Linkage
A little out of order because it made more sense that way:

A triangulated polygon, from Les Amusemens Mathématiques by AndréJoseph Mancoucke, 1749. Jeff Erickson delves once again into the history of mathematics, to find what might be the first statement of the theorem that every simple polygon has a triangulation.

The new Dropbox sucks (\(\mathbb{M}\)). At least, it does if all you want is lowfuss synchronization of files between your computers. If you want cloud backup, a resourceintensive desktop app, or easy collaboration between multiple users, it might still be ok for you.
After getting annoyed with Dropbox’s mission creep and bloat, I’ve started trying syncthing as a replacement (\(\mathbb{M}\), via). It seems like a pretty good replacement, without the bells and whistles that I don’t want or need.

Abstract aerial photography by JP and Mike Andrews (\(\mathbb{M}\)).

Godfried Toussaint has died (\(\mathbb{M}\)). Godfried “is considered to be the father of computational geometry in Canada”. This comes as a bit of a shock to me as he seemed healthy enough when I saw him last spring in Barbados. For more, see his memorial web site.

How should academics cite their transgender colleagues’ work produced under past identities? (\(\mathbb{M}\)). This article has more questions than answers but the advice at the end (when in doubt, ask them what they prefer) seems like a good idea.

Les Éléments de l’Art Arabe (\(\mathbb{M}\), via). Lots of plates of pretty geometric girih patterns, from an 1879 book by Jules Bourgoin.

A walk on the wild side: Predatory journals and information asymmetries in scientific evaluations (\(\mathbb{M}\), nonpaywalled version, talk slides). A study of which Italian researchers use predatory journals, why, and how prevalent they are. One conclusion surprised me: 40% of Scopuslisted journals show symptoms of being predatory. See also a list of dubious journals aimed at helping Wikipedia editors identify bad sources.

Limit shapes and affine perimeters (\(\mathbb{M}\)), guest post on Gil Kalai’s blog by Imre Bárány. The affine perimeter of a convex curve is an affineequivariant number in units of length\(^{2/3}\), zero for polygons and larger for smooth curves. And the limit shape of a convex set is what you get by taking a uniformly random convex subset of a grid within the set, in the limit as the grid becomes very fine; it turns out to be the maxaffineperimeter curve contained in the set.

Voronoi diagrams + irregular line segment replacement curves + Clojure + SVG + laser cutter = jigsaw puzzles (\(\mathbb{M}\), via).

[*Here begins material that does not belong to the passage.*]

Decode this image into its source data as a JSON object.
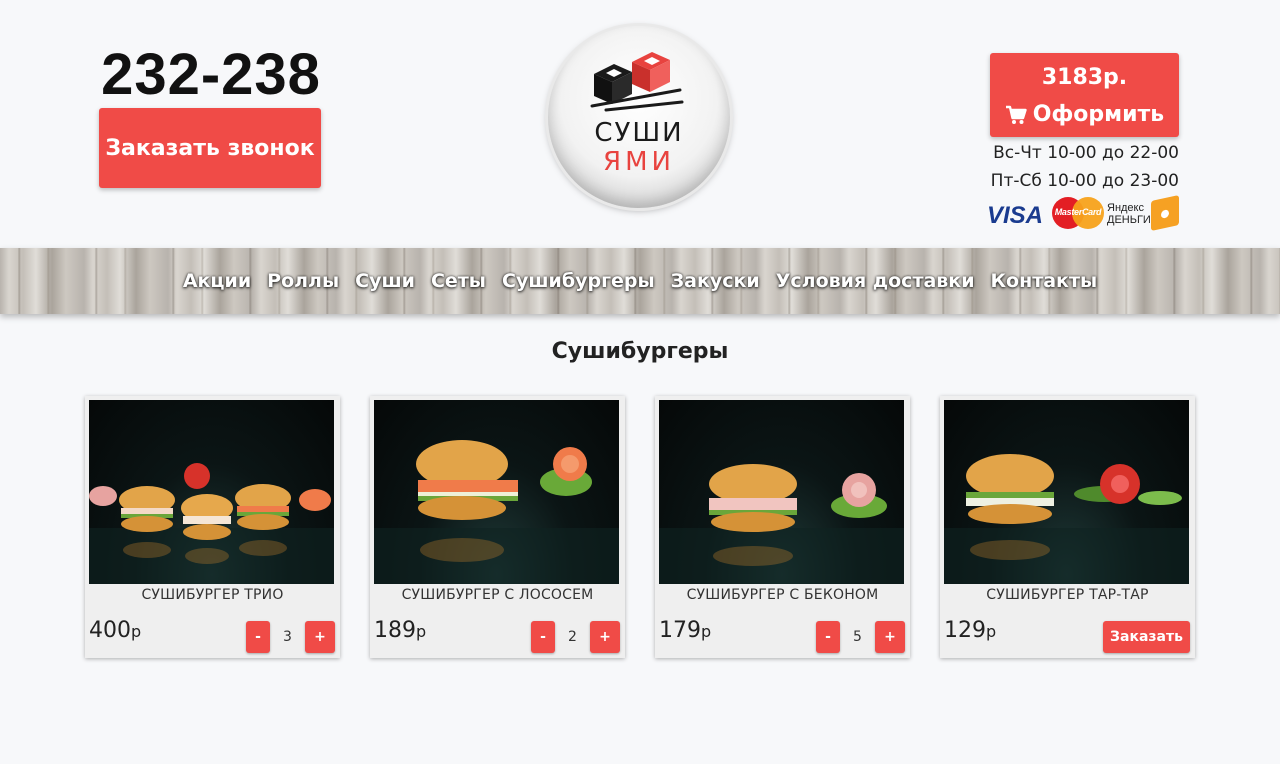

Nonconcentration of the chromatic number of a random graph (\(\mathbb{M}\), via). Shamir & Spencer ‘87 and Alon & Krivelevich ‘97 proved that random graphs \(G(n,p)\) with \(p=n^{1/2\varepsilon}\) have almost surely only two possible chromatic numbers. But now Annika Heckel has shown that dense random graphs have a significantly wider spread in colors.

The Great Wave: what Hokusai’s masterpiece tells us about museums, copyright and online collections today (\(\mathbb{M}\), via). An interesting comparison of different museum policies on reuse of images of their artworks, and availability of highresolution images, when the art itself is old enough to be out of copyright but photos of the art might still be copyrighted depending on different national laws. The Library of Congress and Rijksmuseum get high marks.

Helena Verrill’s mathematical/geometric art (\(\mathbb{M}\)), mostly involving arrangements of circles.

Atomic embeddability, clustered planarity, and thickenability (\(\mathbb{M}\)). Rado Fulek and Csaba Tóth announce a polynomial time algorithm for clustered planarity (given a graph and a hierarchical clustering of its vertices, draw the graph planarly with clusters as simple closed curves and no unnecessary clusteredge crossings). If this holds up, it’s big: the problem has been open since 1995 and a lot of people have worked on it with only modest progress until now.